Groups pursue different strategies for a variety of reasons-

I suppose there might be different statements from some of the groups. I think the differences were based on differing perceptions of what the future holds in terms of legislation and the worthiness of the Administration’s position of protecting the existing population of wolves.

Personally, I think the idea that there needs to be 5000 wolves is wrong as well as politically unpopular. The existing wolf population of about 1600 is robust and genetically healthy, but both could change.

Settlement offer splits wolves’ supporters; law firm withdraws.  By Eve Byron. Helena Independent Record.

Text of Judge Molloy’s latest wolf decision

Molloy says an “experimental” (10)j wolf population most likely does not exist-

Here is the actual text of the judge’s latest wolf decision.  I think he is also saying a valid 10j population has not existed for some time, although he did not resurrect the argument that the original 10j reintroduction was not proper.  Molloy’s order on experimental wolves

I think he may have cut the Gordian Knot. It is unclear still to me what the effects of this will be — who actually won. Strictly speaking, the government won (I mean on paper).

9th Circuit makes it easier for citizens to temporarily stop a gov’t project

Court of Appeals limits scope of Supreme Court decision and overturns Judge Molloy-

A couple years ago in Winter v. Natural Resources Defense Council the U. S. Supreme Court continued its trend toward make it harder to temporarily stop government actions before irreparable harm was done.
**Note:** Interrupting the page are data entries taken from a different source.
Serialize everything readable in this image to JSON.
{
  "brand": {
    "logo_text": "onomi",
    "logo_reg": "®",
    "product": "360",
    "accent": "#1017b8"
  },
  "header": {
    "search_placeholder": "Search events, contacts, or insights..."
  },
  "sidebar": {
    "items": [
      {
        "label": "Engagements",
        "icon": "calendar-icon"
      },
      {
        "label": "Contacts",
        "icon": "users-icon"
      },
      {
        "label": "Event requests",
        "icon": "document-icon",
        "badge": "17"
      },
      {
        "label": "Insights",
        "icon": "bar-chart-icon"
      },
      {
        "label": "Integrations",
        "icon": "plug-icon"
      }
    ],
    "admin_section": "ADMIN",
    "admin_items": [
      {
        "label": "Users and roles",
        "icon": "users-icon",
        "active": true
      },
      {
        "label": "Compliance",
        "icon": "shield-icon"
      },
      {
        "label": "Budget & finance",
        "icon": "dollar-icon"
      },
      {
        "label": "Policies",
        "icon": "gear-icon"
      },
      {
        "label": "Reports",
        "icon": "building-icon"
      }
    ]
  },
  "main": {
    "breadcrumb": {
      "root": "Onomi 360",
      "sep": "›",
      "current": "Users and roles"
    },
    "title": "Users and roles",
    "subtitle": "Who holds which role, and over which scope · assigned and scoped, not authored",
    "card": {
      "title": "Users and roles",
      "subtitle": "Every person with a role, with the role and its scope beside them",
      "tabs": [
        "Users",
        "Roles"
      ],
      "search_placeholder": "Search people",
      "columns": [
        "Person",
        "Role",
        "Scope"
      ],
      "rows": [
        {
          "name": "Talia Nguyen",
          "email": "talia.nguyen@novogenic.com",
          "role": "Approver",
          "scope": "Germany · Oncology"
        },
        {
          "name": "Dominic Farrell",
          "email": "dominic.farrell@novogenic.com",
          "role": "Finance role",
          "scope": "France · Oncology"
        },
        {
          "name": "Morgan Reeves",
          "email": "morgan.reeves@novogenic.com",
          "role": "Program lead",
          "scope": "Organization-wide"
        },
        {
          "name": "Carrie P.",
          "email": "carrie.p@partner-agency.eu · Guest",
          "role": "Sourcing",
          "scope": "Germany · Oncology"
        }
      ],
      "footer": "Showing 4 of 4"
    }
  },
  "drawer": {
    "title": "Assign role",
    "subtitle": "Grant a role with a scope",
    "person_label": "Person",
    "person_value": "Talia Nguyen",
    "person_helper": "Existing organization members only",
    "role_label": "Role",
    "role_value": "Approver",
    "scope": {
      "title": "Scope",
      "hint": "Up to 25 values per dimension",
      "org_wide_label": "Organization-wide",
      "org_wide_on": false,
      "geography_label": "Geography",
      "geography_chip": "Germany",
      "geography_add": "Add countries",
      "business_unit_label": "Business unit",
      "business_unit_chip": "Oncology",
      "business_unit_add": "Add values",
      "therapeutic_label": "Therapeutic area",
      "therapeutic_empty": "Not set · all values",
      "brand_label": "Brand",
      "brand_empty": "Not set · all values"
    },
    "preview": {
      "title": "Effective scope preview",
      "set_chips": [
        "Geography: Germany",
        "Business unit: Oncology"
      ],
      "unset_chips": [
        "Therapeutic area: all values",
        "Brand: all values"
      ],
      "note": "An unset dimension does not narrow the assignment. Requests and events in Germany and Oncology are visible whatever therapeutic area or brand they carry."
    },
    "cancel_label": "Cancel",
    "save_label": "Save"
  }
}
Applying this viewpoint, Montana federal district Judge Molloy let a timber sale begin and many trees were cut while conservationists were seeking an injunction on the sale so that their arguments could be heard.  This made it so if they won, they would not win because the project they sought to halt was completed.  Fortunately, in my view, the 9th Circuit overturned Molloy. This will allow  citizens to more easily get an injunction if they have strong arguments.

The precedent is not simple, but it does strengthen the hand of those opposing government projects from having their cases made moot by letting government build a powerline or whatever while the powerline, etc. is being litigated.

Appeals Court Rejects U.S. Request for Rehearing in Mont. Timber Case. By Lawrence Hurley of Greenwire. New York Times.

U.S. District Judge Donald Molloy to take “Senior status”

Senior status Reduces Judge Molloy’s caseload

U.S. District Judge Donald Molloy of Montana has announced that he will take “Senior status”.

District Judge Molloy to step aside – Wyoming Tribune

“Senior status” means retirement from active service. Senior judges continue to hear cases, usually with a reduced case load. The announcement, however, said Molloy intends to maintain a “substantial” case load.

It also frees him to sit, by invitation, on the circuit court.

Judge Molloy’s stepping down from his seat will open a vacancy in the Montana federal district court.  Vacancies are filled by appointment from the president, almost always selected by the highest politically ranked congressperson of the president’s party from the state in which the vacancy occurs.

Feds, States and others file appeal on wolf ruling

Federal Government appeals the wolf ruling-

I missed this one but it is important. Everyone knew that the states and many other groups would appeal Judge Molloy’s ruling on wolves but no one was sure whether the Federal Government would appeal the ruling too. Now that question has been answered.

State and others file appeal on wolf ruling.
By Eve Byron – Helena Independent Record